## Brief
Locate and copy each line in the data that contains the word "state".
(Data provided)
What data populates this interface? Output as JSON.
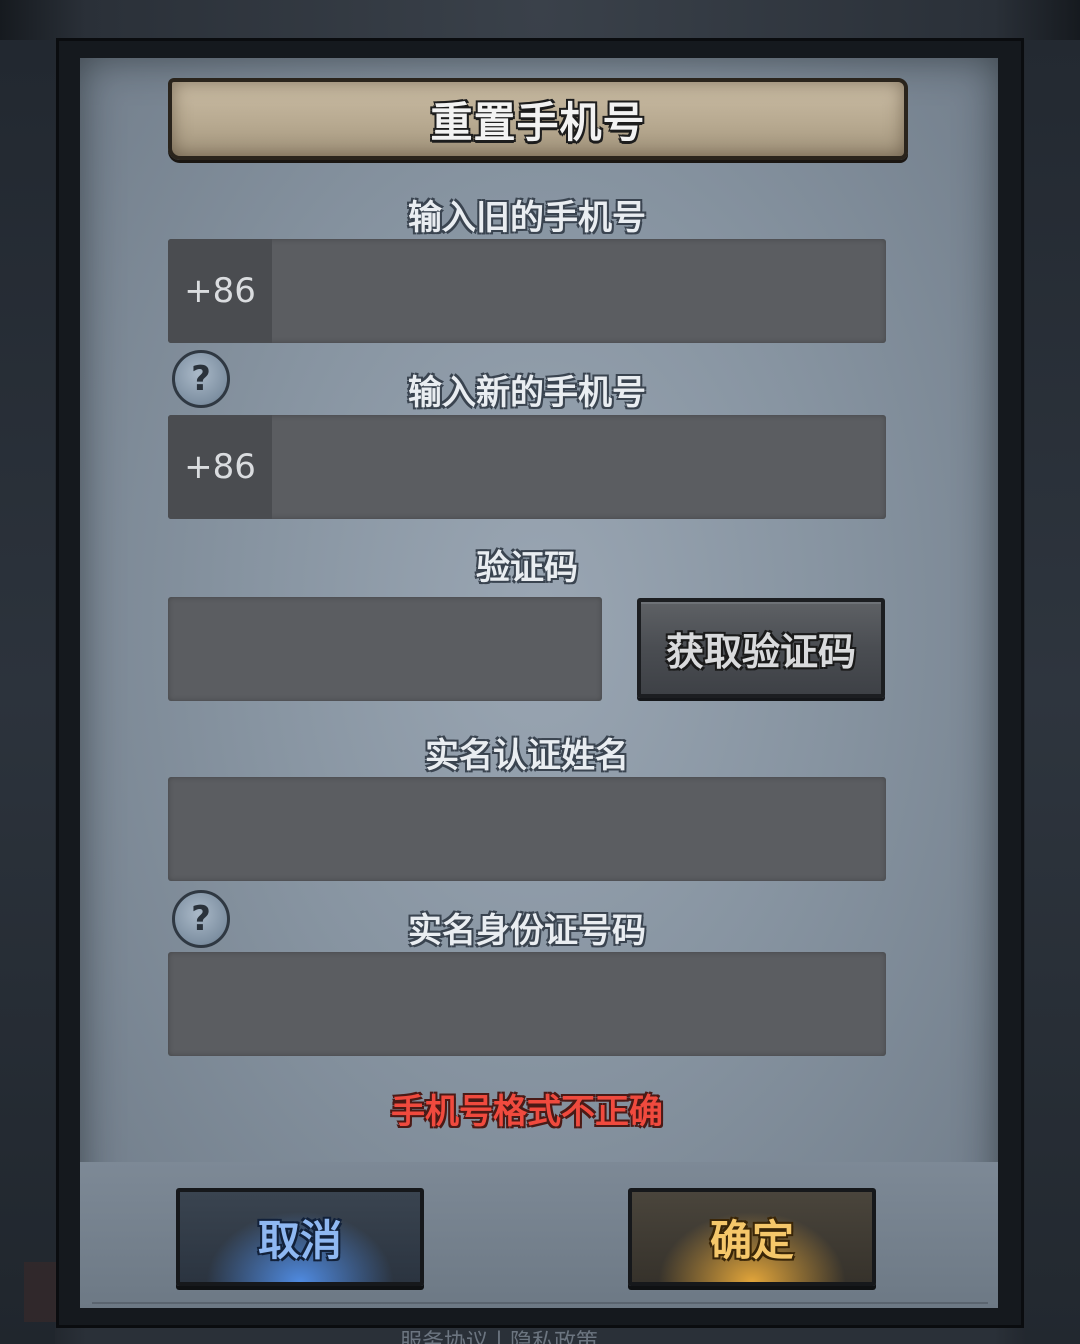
{
  "dialog": {
    "title": "重置手机号"
  },
  "old_phone": {
    "label": "输入旧的手机号",
    "country_code": "+86",
    "value": ""
  },
  "new_phone": {
    "label": "输入新的手机号",
    "country_code": "+86",
    "value": "",
    "help_icon": "question-mark"
  },
  "verification": {
    "label": "验证码",
    "value": "",
    "get_code_label": "获取验证码"
  },
  "real_name": {
    "label": "实名认证姓名",
    "value": ""
  },
  "id_number": {
    "label": "实名身份证号码",
    "value": "",
    "help_icon": "question-mark"
  },
  "error_message": "手机号格式不正确",
  "actions": {
    "cancel_label": "取消",
    "confirm_label": "确定"
  },
  "background_peek_text": "服务协议丨隐私政策",
  "colors": {
    "error": "#f04a3e",
    "cancel_glow": "#4f8ae0",
    "confirm_glow": "#e2a53a",
    "panel": "#8794a1"
  }
}
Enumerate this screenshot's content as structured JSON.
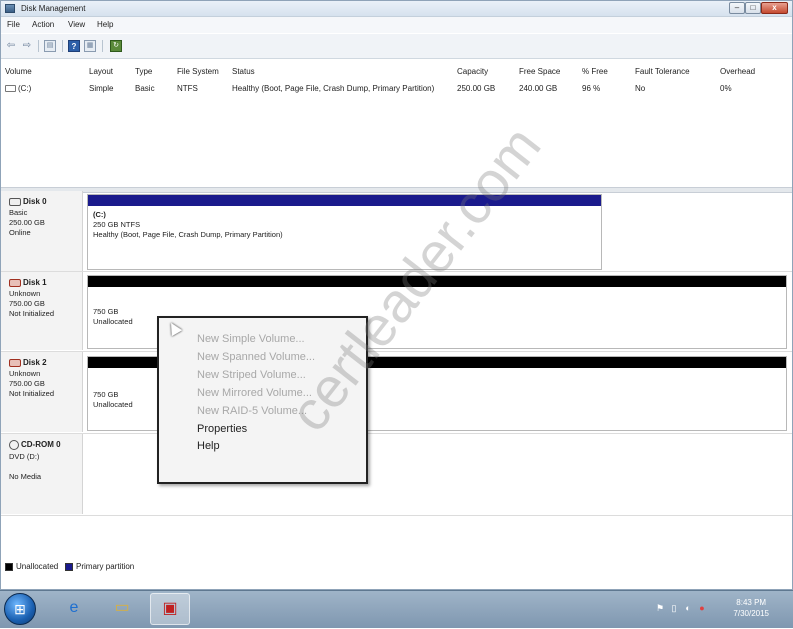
{
  "window": {
    "title": "Disk Management"
  },
  "menu": [
    "File",
    "Action",
    "View",
    "Help"
  ],
  "toolbar": {
    "icons": [
      "back-arrow-icon",
      "forward-arrow-icon",
      "console-tree-icon",
      "help-icon",
      "properties-icon",
      "refresh-icon"
    ]
  },
  "columns": [
    "Volume",
    "Layout",
    "Type",
    "File System",
    "Status",
    "Capacity",
    "Free Space",
    "% Free",
    "Fault Tolerance",
    "Overhead"
  ],
  "volumes": [
    {
      "volume": "(C:)",
      "layout": "Simple",
      "type": "Basic",
      "fs": "NTFS",
      "status": "Healthy (Boot, Page File, Crash Dump, Primary Partition)",
      "capacity": "250.00 GB",
      "free": "240.00 GB",
      "pct": "96 %",
      "fault": "No",
      "overhead": "0%"
    }
  ],
  "disks": [
    {
      "name": "Disk 0",
      "type": "Basic",
      "size": "250.00 GB",
      "state": "Online",
      "vol_title": "(C:)",
      "vol_size": "250 GB NTFS",
      "vol_status": "Healthy (Boot, Page File, Crash Dump, Primary Partition)"
    },
    {
      "name": "Disk 1",
      "type": "Unknown",
      "size": "750.00 GB",
      "state": "Not Initialized",
      "vol_size": "750 GB",
      "vol_status": "Unallocated"
    },
    {
      "name": "Disk 2",
      "type": "Unknown",
      "size": "750.00 GB",
      "state": "Not Initialized",
      "vol_size": "750 GB",
      "vol_status": "Unallocated"
    },
    {
      "name": "CD-ROM 0",
      "type": "DVD (D:)",
      "state": "No Media"
    }
  ],
  "context_menu": {
    "items": [
      {
        "label": "New Simple Volume...",
        "enabled": false
      },
      {
        "label": "New Spanned Volume...",
        "enabled": false
      },
      {
        "label": "New Striped Volume...",
        "enabled": false
      },
      {
        "label": "New Mirrored Volume...",
        "enabled": false
      },
      {
        "label": "New RAID-5 Volume...",
        "enabled": false
      },
      {
        "label": "Properties",
        "enabled": true
      },
      {
        "label": "Help",
        "enabled": true
      }
    ]
  },
  "legend": [
    {
      "label": "Unallocated",
      "color": "#000000"
    },
    {
      "label": "Primary partition",
      "color": "#1a1a8c"
    }
  ],
  "watermark": "certleader.com",
  "taskbar": {
    "items": [
      "start-orb",
      "internet-explorer-icon",
      "file-explorer-icon",
      "toolbox-icon"
    ],
    "time": "8:43 PM",
    "date": "7/30/2015"
  },
  "colors": {
    "primary_bar": "#1a1a8c",
    "unallocated_bar": "#000000"
  }
}
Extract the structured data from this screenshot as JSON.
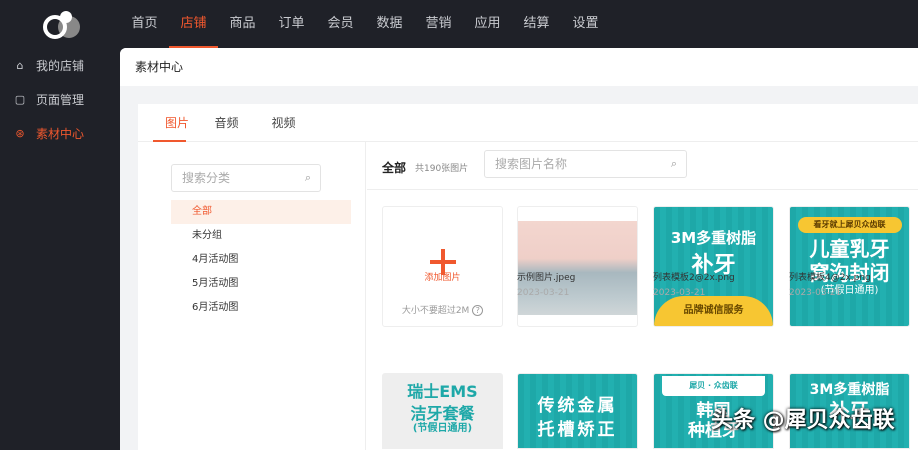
{
  "nav": {
    "items": [
      "首页",
      "店铺",
      "商品",
      "订单",
      "会员",
      "数据",
      "营销",
      "应用",
      "结算",
      "设置"
    ],
    "active": 1
  },
  "sidebar": {
    "items": [
      {
        "label": "我的店铺",
        "icon": "store-icon"
      },
      {
        "label": "页面管理",
        "icon": "page-icon"
      },
      {
        "label": "素材中心",
        "icon": "material-icon"
      }
    ],
    "active": 2
  },
  "page_title": "素材中心",
  "tabs": [
    "图片",
    "音频",
    "视频"
  ],
  "category_search": {
    "placeholder": "搜索分类"
  },
  "categories": [
    "全部",
    "未分组",
    "4月活动图",
    "5月活动图",
    "6月活动图"
  ],
  "header": {
    "current": "全部",
    "count": "共190张图片",
    "search_placeholder": "搜索图片名称"
  },
  "upload": {
    "hint": "大小不要超过2M",
    "label": "添加图片"
  },
  "images": [
    {
      "name": "示例图片.jpeg",
      "date": "2023-03-21"
    },
    {
      "name": "列表模板2@2x.png",
      "date": "2023-03-21",
      "lines": [
        "3M多重树脂",
        "补牙",
        "品牌诚信服务"
      ]
    },
    {
      "name": "列表模板4@2x.png",
      "date": "2023-03-21",
      "lines": [
        "看牙就上犀贝众齿联",
        "儿童乳牙",
        "窝沟封闭",
        "(节假日通用)"
      ]
    }
  ],
  "row2": [
    {
      "lines": [
        "瑞士EMS",
        "洁牙套餐",
        "(节假日通用)"
      ]
    },
    {
      "lines": [
        "传统金属",
        "托槽矫正"
      ]
    },
    {
      "lines": [
        "犀贝 · 众齿联",
        "韩国",
        "种植牙"
      ]
    },
    {
      "lines": [
        "3M多重树脂",
        "补牙"
      ]
    }
  ],
  "watermark": "头条 @犀贝众齿联",
  "colors": {
    "accent": "#f0582e",
    "dark": "#1f2128",
    "teal": "#1ea8a8"
  }
}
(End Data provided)
## Answer to this task
      "state": "Online",
      "state": "Not Initialized",
      "state": "Not Initialized",
      "state": "No Media"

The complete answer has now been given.